The Micro Persuader On Twitter-like Applications

“If Web 2.0 is like golf, then a blog is a nine iron, while a micro-blog is a putter. It’s all still golf, but bloggers are starting to mix it up, and the course is changing.” -Steve Rubel in Ad Age

About David Burn

Co-founder and editor of AdPulp. I wrote my first ad for a political candidate when I was 17 years old. She won her race and I felt the seductive power of advertising for the first time. I worked for seven agencies in five states before launching my own practice in 2009. Today, I am head of brand strategy and creative at Bonehook in Portland, Oregon.


  1. As I’ve noted time and again, things like Twitter are wonderful tools for teenagers and 20somethings for whom social life is paramount and who actually want to hear that their friends are on their way to the beach.
    I suspect anyone outside that demographic would consider constant Twittering to be a major bother.

  2. Rubel is way outside that demo. As am I.
    Twitter is brand new. People are still figuring out how best to use it. The idea itself though—mobile-enabled microblogging—is pretty big, IMO.

  3. I think he’s sensing that there’s something in the wind, but his three conclusions seem off.
    1. “The demands on our time — be they work, family, passions — are growing. Brevity rules.”
    No, targeting rules. People will pay lots of attention to things that are meaningful to them and engage their personal interests. Once you have their interest, you actually sustain it by offering more content, not less.
    2. “Second, there’s the proliferation of mobile devices, which, through text messaging, encourage people to publish more often but in a far shorter format.”
    …except that every mobile device is straining hard to offer a more desktop-like web experience. For good or ill, the desktop web browser is the reference standard for online information delivery. WAP failed; check out the iPhone or the new Nokias to see the future.
    3. “…we have social networking, which makes it easier for us to tune into “signals,” i.e., people and topics we care about, and block out noise. Content you truly care about finds you.”
    Well, two flaws here. First, “social networking” is suddenly a hugely broad category. You have game spaces, Twitter, Second Life, Facebook, group blogging,, each serving slightly different audiences with their own unique preferences for content and presentation. Saying “social networking” is like saying “cars” and expecting everyone to picture the same Mercedes C350 you have in your head. This is sloppy thinking, and it undermines planning an effective messaging strategy.
    Second, tuning into your preferred content in an increasingly fractured online universe is getting harder, not easier. People will be placing more attention on search engines long before they finally land in a social network. They’re still searching; nothing is “finding them,” and they could wind up anywhere. Better to catch them at the gate than try and figure out where they went once they got inside.

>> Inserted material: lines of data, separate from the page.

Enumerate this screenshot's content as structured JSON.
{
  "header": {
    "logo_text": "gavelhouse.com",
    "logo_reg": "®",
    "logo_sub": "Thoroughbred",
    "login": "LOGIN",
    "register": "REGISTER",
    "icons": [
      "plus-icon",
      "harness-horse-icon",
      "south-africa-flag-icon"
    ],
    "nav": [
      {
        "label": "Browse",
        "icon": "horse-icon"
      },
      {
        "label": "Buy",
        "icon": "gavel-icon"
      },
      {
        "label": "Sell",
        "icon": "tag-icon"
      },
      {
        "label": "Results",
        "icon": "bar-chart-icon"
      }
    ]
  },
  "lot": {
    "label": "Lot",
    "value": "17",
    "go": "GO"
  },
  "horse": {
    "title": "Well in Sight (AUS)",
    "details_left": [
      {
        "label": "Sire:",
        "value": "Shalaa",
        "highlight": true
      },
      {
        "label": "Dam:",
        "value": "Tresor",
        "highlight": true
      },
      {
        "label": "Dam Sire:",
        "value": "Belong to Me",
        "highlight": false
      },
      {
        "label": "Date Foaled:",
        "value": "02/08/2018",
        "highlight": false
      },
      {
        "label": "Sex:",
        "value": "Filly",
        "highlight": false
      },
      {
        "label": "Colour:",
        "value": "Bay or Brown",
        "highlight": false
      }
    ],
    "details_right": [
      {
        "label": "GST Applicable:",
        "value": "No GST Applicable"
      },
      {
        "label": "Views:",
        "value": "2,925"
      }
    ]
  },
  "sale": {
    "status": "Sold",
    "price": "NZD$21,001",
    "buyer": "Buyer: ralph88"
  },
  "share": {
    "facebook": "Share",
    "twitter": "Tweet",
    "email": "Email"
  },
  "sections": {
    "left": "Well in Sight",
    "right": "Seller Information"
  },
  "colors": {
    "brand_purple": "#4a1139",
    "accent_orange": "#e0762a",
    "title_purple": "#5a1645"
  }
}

  4. Sorry David. I enjoy reading your blog and some others, but it would bug the crap out of me to have little updates all day long.
    There will be some use found for microblogging, but Twitter ain’t it.
    You and Rubel are the exceptions, not the rules.

  5. It may just be a lot simpler, Rob.
    We call it Your Brand Is Not My Friend™ and the basic theory is that there are places you just don’t want to be advertised to.
    Marketing efforts on most “social networking” arenas winds up being the digital equivalent of those telemarketing calls you get during dinner. And you know, even when they’re for a good cause, your still pissed that they interrupted your dinner.